### [Work instruction]
Please write out the records exactly.

Segment Start: Task material

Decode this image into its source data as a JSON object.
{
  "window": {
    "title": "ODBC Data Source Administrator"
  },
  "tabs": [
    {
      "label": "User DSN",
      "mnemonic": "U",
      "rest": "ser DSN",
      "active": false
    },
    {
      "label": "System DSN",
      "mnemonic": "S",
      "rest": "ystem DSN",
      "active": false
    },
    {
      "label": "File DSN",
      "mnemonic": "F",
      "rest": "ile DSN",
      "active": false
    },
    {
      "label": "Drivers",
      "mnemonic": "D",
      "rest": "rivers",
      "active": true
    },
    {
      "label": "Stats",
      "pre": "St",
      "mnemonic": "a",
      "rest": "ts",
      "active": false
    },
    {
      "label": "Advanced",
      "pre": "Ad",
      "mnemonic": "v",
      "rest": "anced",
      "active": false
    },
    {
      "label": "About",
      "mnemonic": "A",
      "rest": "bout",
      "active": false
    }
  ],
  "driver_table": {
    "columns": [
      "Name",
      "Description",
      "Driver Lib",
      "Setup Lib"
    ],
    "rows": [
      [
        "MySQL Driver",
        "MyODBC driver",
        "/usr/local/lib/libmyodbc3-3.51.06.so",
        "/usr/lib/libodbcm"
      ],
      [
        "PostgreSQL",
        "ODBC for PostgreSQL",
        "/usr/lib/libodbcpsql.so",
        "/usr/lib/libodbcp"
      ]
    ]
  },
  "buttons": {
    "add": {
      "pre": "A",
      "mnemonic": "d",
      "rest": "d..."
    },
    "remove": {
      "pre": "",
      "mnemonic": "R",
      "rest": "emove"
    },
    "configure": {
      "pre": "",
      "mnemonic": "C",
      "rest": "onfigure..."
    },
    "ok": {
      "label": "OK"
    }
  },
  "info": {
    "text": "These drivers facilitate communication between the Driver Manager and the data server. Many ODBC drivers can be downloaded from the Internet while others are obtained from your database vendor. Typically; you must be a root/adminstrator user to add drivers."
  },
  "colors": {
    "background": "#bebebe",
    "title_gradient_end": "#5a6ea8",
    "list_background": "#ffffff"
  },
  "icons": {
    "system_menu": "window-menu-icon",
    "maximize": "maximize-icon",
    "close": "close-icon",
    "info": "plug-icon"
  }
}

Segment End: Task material

### [Answer section]
Decode this image into its source data as a JSON object.
{
  "window": {
    "title": "ODBC Data Source Administrator"
  },
  "tabs": [
    {
      "label": "User DSN",
      "mnemonic": "U",
      "rest": "ser DSN",
      "active": false
    },
    {
      "label": "System DSN",
      "mnemonic": "S",
      "rest": "ystem DSN",
      "active": false
    },
    {
      "label": "File DSN",
      "mnemonic": "F",
      "rest": "ile DSN",
      "active": false
    },
    {
      "label": "Drivers",
      "mnemonic": "D",
      "rest": "rivers",
      "active": true
    },
    {
      "label": "Stats",
      "pre": "St",
      "mnemonic": "a",
      "rest": "ts",
      "active": false
    },
    {
      "label": "Advanced",
      "pre": "Ad",
      "mnemonic": "v",
      "rest": "anced",
      "active": false
    },
    {
      "label": "About",
      "mnemonic": "A",
      "rest": "bout",
      "active": false
    }
  ],
  "driver_table": {
    "columns": [
      "Name",
      "Description",
      "Driver Lib",
      "Setup Lib"
    ],
    "rows": [
      [
        "MySQL Driver",
        "MyODBC driver",
        "/usr/local/lib/libmyodbc3-3.51.06.so",
        "/usr/lib/libodbcm"
      ],
      [
        "PostgreSQL",
        "ODBC for PostgreSQL",
        "/usr/lib/libodbcpsql.so",
        "/usr/lib/libodbcp"
      ]
    ]
  },
  "buttons": {
    "add": {
      "pre": "A",
      "mnemonic": "d",
      "rest": "d..."
    },
    "remove": {
      "pre": "",
      "mnemonic": "R",
      "rest": "emove"
    },
    "configure": {
      "pre": "",
      "mnemonic": "C",
      "rest": "onfigure..."
    },
    "ok": {
      "label": "OK"
    }
  },
  "info": {
    "text": "These drivers facilitate communication between the Driver Manager and the data server. Many ODBC drivers can be downloaded from the Internet while others are obtained from your database vendor. Typically; you must be a root/adminstrator user to add drivers."
  },
  "colors": {
    "background": "#bebebe",
    "title_gradient_end": "#5a6ea8",
    "list_background": "#ffffff"
  },
  "icons": {
    "system_menu": "window-menu-icon",
    "maximize": "maximize-icon",
    "close": "close-icon",
    "info": "plug-icon"
  }
}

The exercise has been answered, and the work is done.